Many agencies offer the facilitation of background investigations as a service, but it is also possible to conduct background checks on yourself. Don't rely on unverified data, and obtain written permission from anyone on whom you are conducting a background check.
Background checks are commonly conducted in advance of hiring, volunteer approval and firearm sales. Many agencies offer to perform background investigations, but it is also possible to conduct background checks on your own. Information turned up in free online sources may not always be reputable, so take care when relying on unverified data of that nature. If you are doing a background check on an applicant for employment, you will need to secure his written permission before proceeding.
TL;DR (Too Long; Didn't Read)
If you are conducting a background check on someone else, obtain permission in writing and rely on results provided by a reputable agency, such as a member of the National Association of Professional Background Screeners, if possible.

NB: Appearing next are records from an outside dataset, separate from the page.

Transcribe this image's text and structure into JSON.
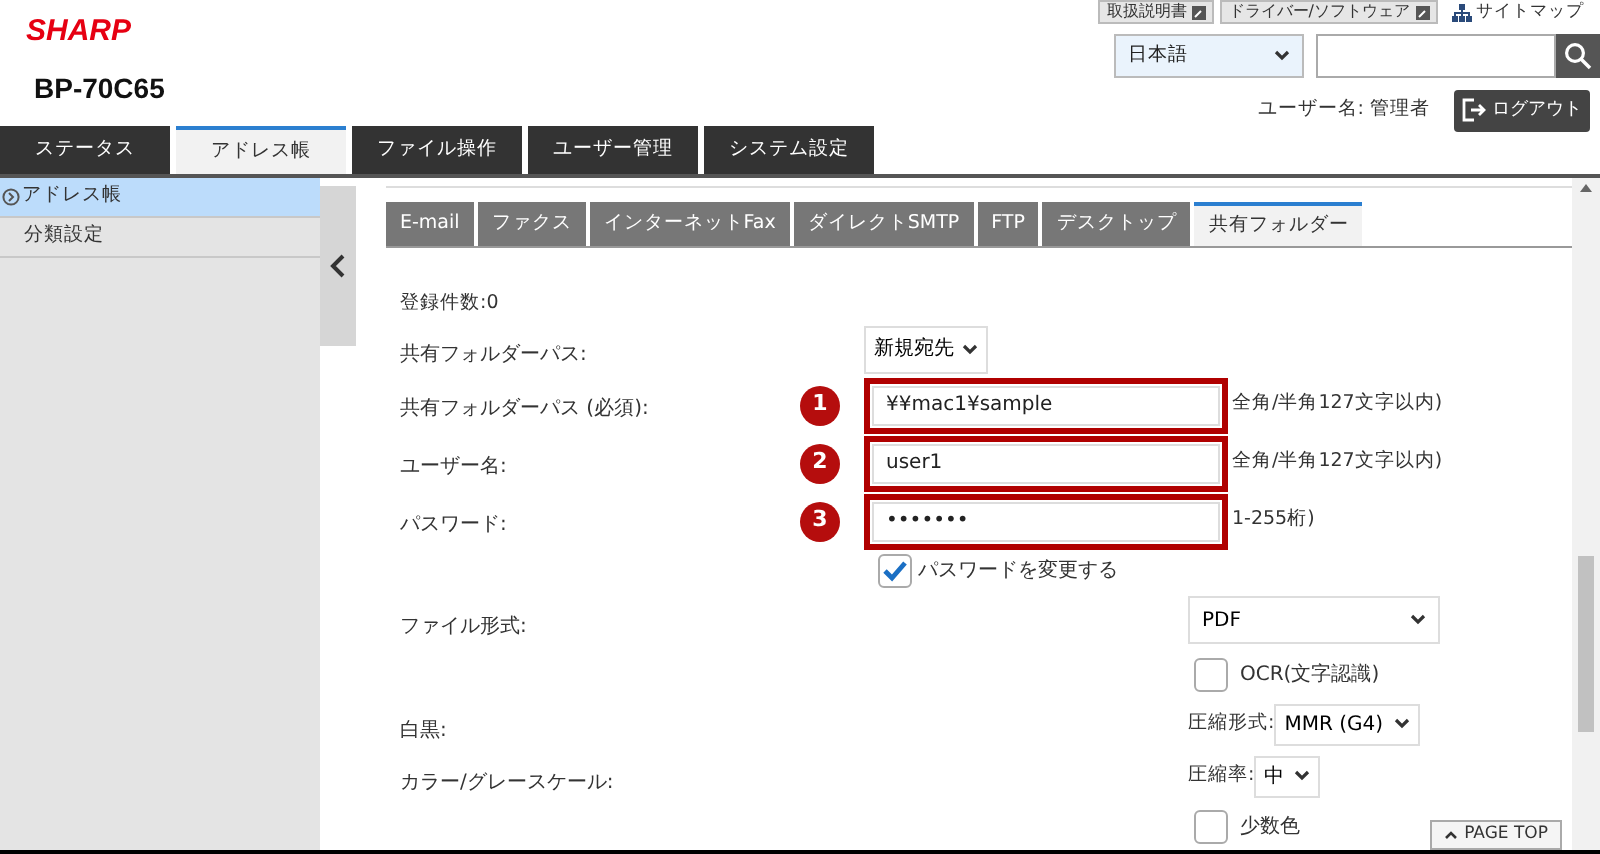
{
  "header": {
    "logo": "SHARP",
    "model": "BP-70C65",
    "links": [
      {
        "label": "取扱説明書"
      },
      {
        "label": "ドライバー/ソフトウェア"
      }
    ],
    "sitemap": "サイトマップ",
    "language": "日本語",
    "user_label": "ユーザー名: 管理者",
    "logout": "ログアウト"
  },
  "main_tabs": [
    {
      "label": "ステータス",
      "selected": false
    },
    {
      "label": "アドレス帳",
      "selected": true
    },
    {
      "label": "ファイル操作",
      "selected": false
    },
    {
      "label": "ユーザー管理",
      "selected": false
    },
    {
      "label": "システム設定",
      "selected": false
    }
  ],
  "sidebar": {
    "items": [
      {
        "label": "アドレス帳",
        "selected": true
      },
      {
        "label": "分類設定",
        "selected": false
      }
    ]
  },
  "sub_tabs": [
    {
      "label": "E-mail",
      "selected": false
    },
    {
      "label": "ファクス",
      "selected": false
    },
    {
      "label": "インターネットFax",
      "selected": false
    },
    {
      "label": "ダイレクトSMTP",
      "selected": false
    },
    {
      "label": "FTP",
      "selected": false
    },
    {
      "label": "デスクトップ",
      "selected": false
    },
    {
      "label": "共有フォルダー",
      "selected": true
    }
  ],
  "count": "登録件数:0",
  "form": [
    {
      "kind": "select",
      "label": "共有フォルダーパス:",
      "value": "新規宛先"
    },
    {
      "kind": "text",
      "label": "共有フォルダーパス (必須):",
      "value": "¥¥mac1¥sample",
      "marker": "1",
      "hint": "全角/半角127文字以内)"
    },
    {
      "kind": "text",
      "label": "ユーザー名:",
      "value": "user1",
      "marker": "2",
      "hint": "全角/半角127文字以内)"
    },
    {
      "kind": "text",
      "label": "パスワード:",
      "value": "•••••••",
      "marker": "3",
      "hint": "1-255桁)"
    },
    {
      "kind": "checkbox",
      "label": "パスワードを変更する",
      "checked": true
    },
    {
      "kind": "wide_select",
      "label": "ファイル形式:",
      "value": "PDF"
    },
    {
      "kind": "sub_checkbox",
      "label": "OCR(文字認識)",
      "checked": false
    },
    {
      "kind": "captioned_select",
      "label": "白黒:",
      "caption": "圧縮形式:",
      "value": "MMR (G4)"
    },
    {
      "kind": "captioned_select",
      "label": "カラー/グレースケール:",
      "caption": "圧縮率:",
      "value": "中"
    },
    {
      "kind": "sub_checkbox",
      "label": "少数色",
      "checked": false
    }
  ],
  "page_top": "PAGE TOP"
}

You may also conduct a background check on yourself for free, with information available on the internet.
How to Do a Background Check on an Employee
The simplest way to conduct a background check on an employee is to hire a service to conduct it for you. Under the Fair Credit Reporting Act, your background check must use a Consumer Reporting Agency. This is because consumer reporting agencies are required to have certain dispute resolution policies and information storage and security.
There are many small businesses that conduct background investigations for a fee using information provided by Consumer Reporting Agencies. If you are hiring an agency of this kind, check to see that the company is a member of a reputable organization like the National Association of Professional Background Screeners.
How to Do a Background Check on Myself for Free
A number of websites offer free searches akin to those conducted during a background check. You can search your address history, employment history, educational background and sex offender status on the internet for free. You should consider the source very carefully before acting upon any information found online, however.
Once a year, you are entitled to a free credit report from each of the three major United States CRAs (Experian, Equifax and TransUnion). This credit report will reveal only information related to loans, bankruptcies, liens and judgments.
For a fee, it is possible to conduct other searches on yourself via paid searches on sites like IRBSearch.com and TLO.com, presented by TransUnion.
Can You Do a Background Check on Yourself?
It is possible to conduct a background check on yourself. While these checks are not always free, many online services permit you to conduct checks of your driving record, court records or credit reports. If you are hoping to conduct a credit check, be sure you maximize your free reports each year before paying for any. As with any internet searches, take care to verify the validity of a site via the Better Business Bureau or consumer reviews before you enter personal information or payment details. A quick search for reviews of a paid informational site can save you trouble later if the site turns out to offer less than advertised.
Do Expunged Cases Show Up on a Background Check?
If records are expunged, it means that they are sealed. Any records that have been expunged by a court or judge will not show up on a background check. This is true regardless of what the records were and how long ago the incidents occurred. If you have a background check conducted and the records do appear, you have a right under the Fair Credit Reporting Act to request a new background check. You may also need to contact the sentencing court to discuss why the records were not sealed as promised. It is also possible that the information was released to an agency who performed a background check before the records were expunged. In some instances, you actually need to submit proof of expungement and a request to any agencies or databases that share court information once the record is sealed to prevent its appearance in future background checks.